Third Gender

As people under the third gender do not identify themselves as either male or female, they don’t identify themselves as a bride or bridegroom under Section 5 of the Hindu Marriage Act and therefore won’t be recognized as a valid marriage in the eyes of the law.

The Special Marriage Act almost mimics the law relating to marriage under the Hindu Marriage Act. It is essential for there to be a male and a female for a valid marriage under Section 4 of the Act.

Under Mohammedan law, if the parties to the marriage are of different sexes, the marriage will be a valid one. Therefore, if a person marries a third gender, they should be of the opposite sex. This was formed primarily from the textual interpretation of Mohammedan Law in India, as there have been no known fact situations illustrating contradictions in such an interpretation. The revolutionary judgment that changed the rights of transgender marriage under the Hindu Marriage Act was affirmed in the Madras High Court. In Arunkumar and another v. the Inspector General of Registration and Ors. In this case, the term bride could cover people who identify and perceive themselves as female. But this does not include people who don’t identify themselves within the gender binary. Transgender marriage has not been legalized in this judgment.

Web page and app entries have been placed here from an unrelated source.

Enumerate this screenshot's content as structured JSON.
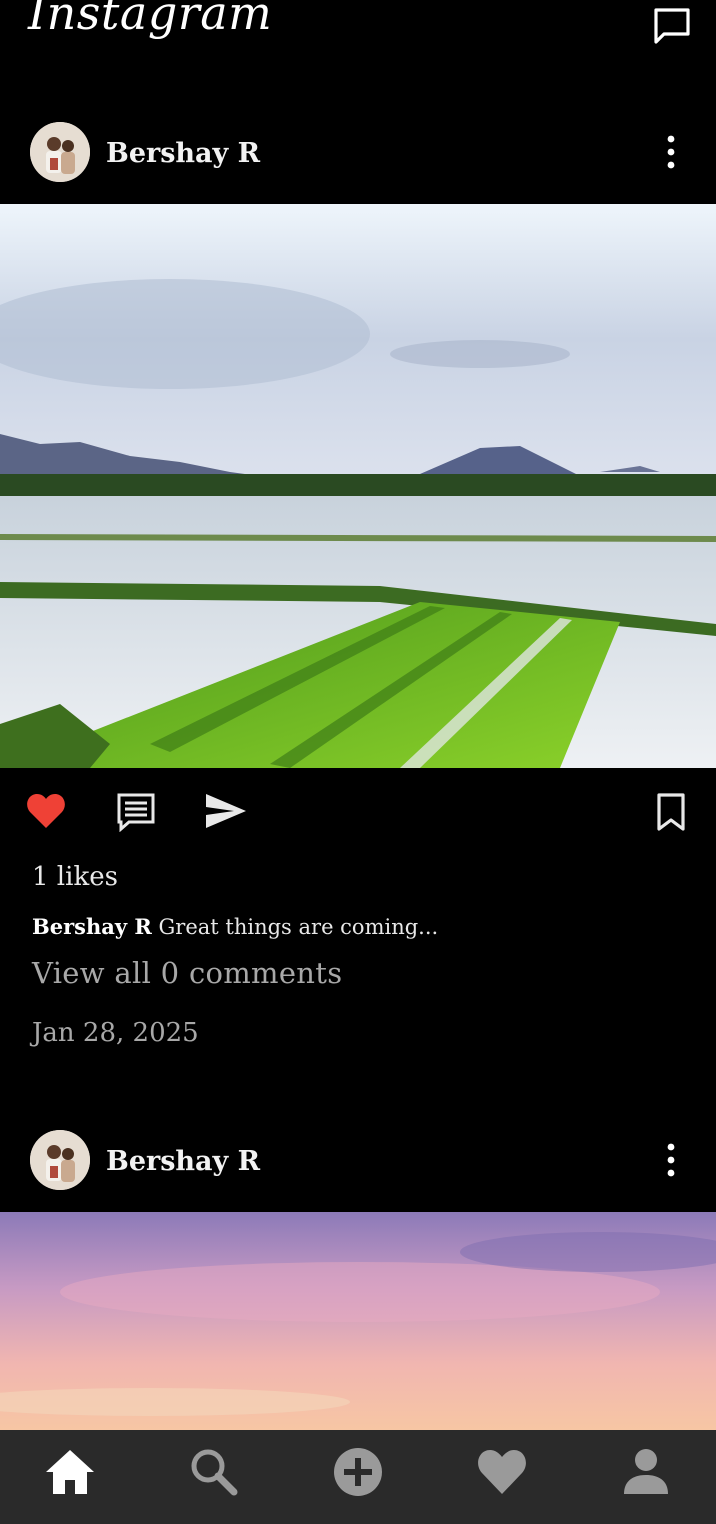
{
  "app": {
    "title": "Instagram"
  },
  "icons": {
    "messages": "message-square-icon",
    "more": "more-vertical-icon",
    "like": "heart-filled-icon",
    "comment": "comment-icon",
    "share": "send-icon",
    "save": "bookmark-icon",
    "nav_home": "home-icon",
    "nav_search": "search-icon",
    "nav_add": "add-circle-icon",
    "nav_activity": "heart-icon",
    "nav_profile": "person-icon"
  },
  "colors": {
    "background": "#000000",
    "like_active": "#ef4136",
    "nav_bar": "#2a2a2a"
  },
  "posts": [
    {
      "username": "Bershay R",
      "likes": "1 likes",
      "caption_user": "Bershay R",
      "caption_text": "Great things are coming...",
      "comments": "View all 0 comments",
      "date": "Jan 28, 2025",
      "liked": true
    },
    {
      "username": "Bershay R"
    }
  ]
}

Can transgenders adopt children and start a family in India?


Adoption by a transgender is not seen as something stable for a child, by society. This is because the work done by them to survive in a society that is unaccepting of their self-distinguished identity would not be a suitable environment to raise a child. This is an absolute violation of Article 15 of the constitution as they are being discriminated against based on their gender. This makes their footing unequal in society regarding adopting a child and building a family.


Under the Hindu Adoptions and Maintenance Act, they can adopt a child after fulfilling the conditions under Sections 7 and 8 of the Acts after getting the SRS. They can validly adopt from their parents without any formal scrutiny. But if the adoption is outside the scope of natural guardians, proof must be given to the court stating they are eligible to adopt under the HAMA.

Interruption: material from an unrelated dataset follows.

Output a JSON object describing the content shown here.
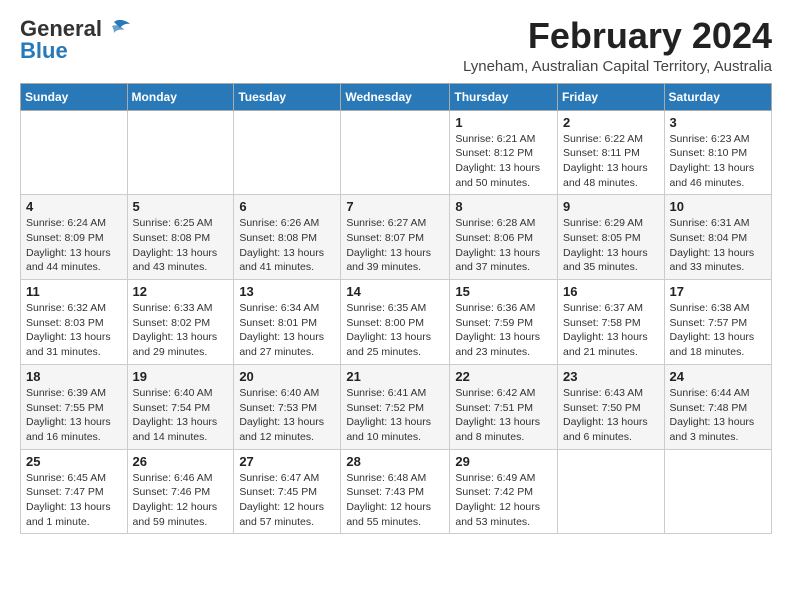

The secular legislation of the Juvenile Justice Act states that any person can adopt a child. The term person is not gendered and therefore transsexuals fit in the definition and can therefore adopt a child.

Under the Adoption Regulations, unmarried men and women can adopt provided they are intellectually, emotionally, and financially sound and do not have a life-threatening condition, similar to HAMA. Apart from that, the Regulations prevent a single guy from adopting a girl kid but allow a woman to adopt a boy child.

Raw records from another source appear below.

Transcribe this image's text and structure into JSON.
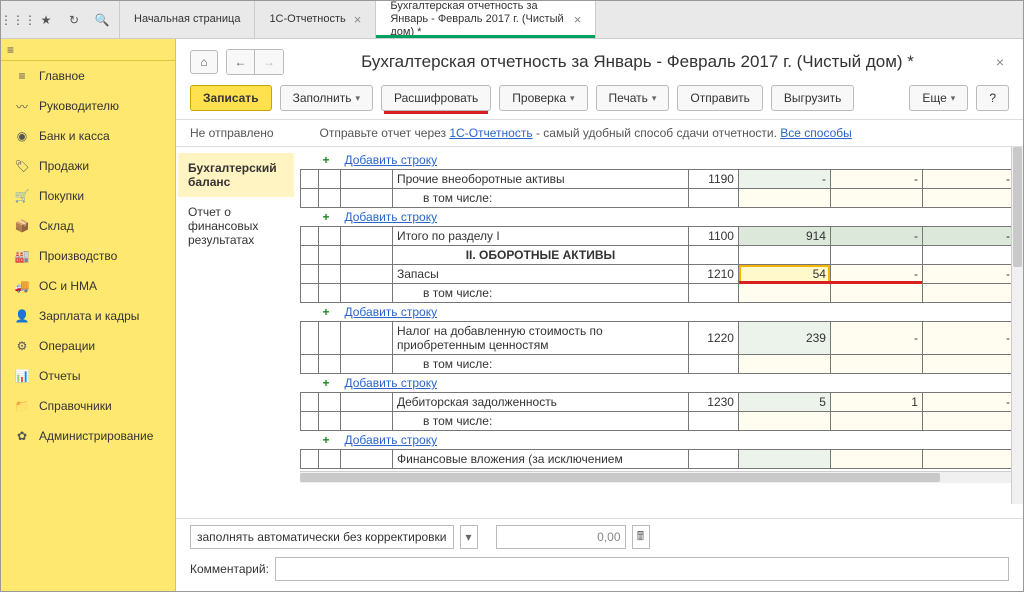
{
  "topbar": {
    "tabs": [
      {
        "label": "Начальная страница",
        "closable": false
      },
      {
        "label": "1С-Отчетность",
        "closable": true
      },
      {
        "label": "Бухгалтерская отчетность за Январь - Февраль 2017 г. (Чистый дом) *",
        "closable": true,
        "active": true
      }
    ]
  },
  "sidebar": {
    "items": [
      {
        "icon": "home",
        "label": "Главное"
      },
      {
        "icon": "pulse",
        "label": "Руководителю"
      },
      {
        "icon": "bank",
        "label": "Банк и касса"
      },
      {
        "icon": "sales",
        "label": "Продажи"
      },
      {
        "icon": "cart",
        "label": "Покупки"
      },
      {
        "icon": "box",
        "label": "Склад"
      },
      {
        "icon": "factory",
        "label": "Производство"
      },
      {
        "icon": "truck",
        "label": "ОС и НМА"
      },
      {
        "icon": "person",
        "label": "Зарплата и кадры"
      },
      {
        "icon": "ops",
        "label": "Операции"
      },
      {
        "icon": "chart",
        "label": "Отчеты"
      },
      {
        "icon": "folder",
        "label": "Справочники"
      },
      {
        "icon": "gear",
        "label": "Администрирование"
      }
    ]
  },
  "page": {
    "title": "Бухгалтерская отчетность за Январь - Февраль 2017 г. (Чистый дом) *",
    "toolbar": {
      "save": "Записать",
      "fill": "Заполнить",
      "decode": "Расшифровать",
      "check": "Проверка",
      "print": "Печать",
      "send": "Отправить",
      "export": "Выгрузить",
      "more": "Еще",
      "help": "?"
    },
    "status": {
      "state": "Не отправлено",
      "prefix": "Отправьте отчет через ",
      "link1": "1С-Отчетность",
      "middle": " - самый удобный способ сдачи отчетности. ",
      "link2": "Все способы"
    },
    "sections": [
      {
        "label": "Бухгалтерский баланс",
        "active": true
      },
      {
        "label": "Отчет о финансовых результатах"
      }
    ],
    "addrow": "Добавить строку",
    "rows": {
      "other_nonc": {
        "name": "Прочие внеоборотные активы",
        "code": "1190",
        "v1": "-",
        "v2": "-",
        "v3": "-"
      },
      "incl": {
        "name": "в том числе:"
      },
      "section1_total": {
        "name": "Итого по разделу І",
        "code": "1100",
        "v1": "914",
        "v2": "-",
        "v3": "-"
      },
      "section2_hdr": {
        "name": "II. ОБОРОТНЫЕ АКТИВЫ"
      },
      "stocks": {
        "name": "Запасы",
        "code": "1210",
        "v1": "54",
        "v2": "-",
        "v3": "-"
      },
      "vat": {
        "name": "Налог на добавленную стоимость по приобретенным ценностям",
        "code": "1220",
        "v1": "239",
        "v2": "-",
        "v3": "-"
      },
      "receivables": {
        "name": "Дебиторская задолженность",
        "code": "1230",
        "v1": "5",
        "v2": "1",
        "v3": "-"
      },
      "fin": {
        "name": "Финансовые вложения (за исключением"
      }
    },
    "footer": {
      "mode": "заполнять автоматически без корректировки",
      "num": "0,00",
      "comment_label": "Комментарий:"
    }
  }
}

Third Gender

The Hindu Adoption and Maintenance Act (HAMA) recognizes a valid adoption only if it is carried out by a man or a woman, hence third-gender adoptions are prohibited. Sections 4 and 5 of the same Act, which offer overriding powers to the provisions of the Act over customs, have also delegitimized adoptions in Hijras based on the custom of reet.

People of the third gender will be allowed to legally adopt if they are legally recognized as a couple under Section 41(6) of the Juvenile Justice Act, which specifies that any person has the right to adopt and does not specifically involve just male or female persons.  

Any person can adopt if they fulfill the conditions set up by the central adoption resource agency, in an affidavit filed in the Bombay High Court.


There have been major changes in the rights of transgender in our community but their fight for transgender marriage and starting a family isn’t over yet. Society’s version of morality and equality can not equate to the rights and laws that are to be given to people who don’t fit into their definition of who the perfect citizen is. There has been grave injustice and unequal treatment in the past which have deprived them of their basic human rights. But movements and accomplishments such as the LGBTQ+ movement, recognition of this community by the judiciary through Landmark judgments, and literacy and development programs such as Rajiv Gandhi Aawas Yojna, and Indira Aawas Yojna are big wins for the transgender community that prove that their struggle is being recognized and are being heard and accepted for who they are slowly, but surely.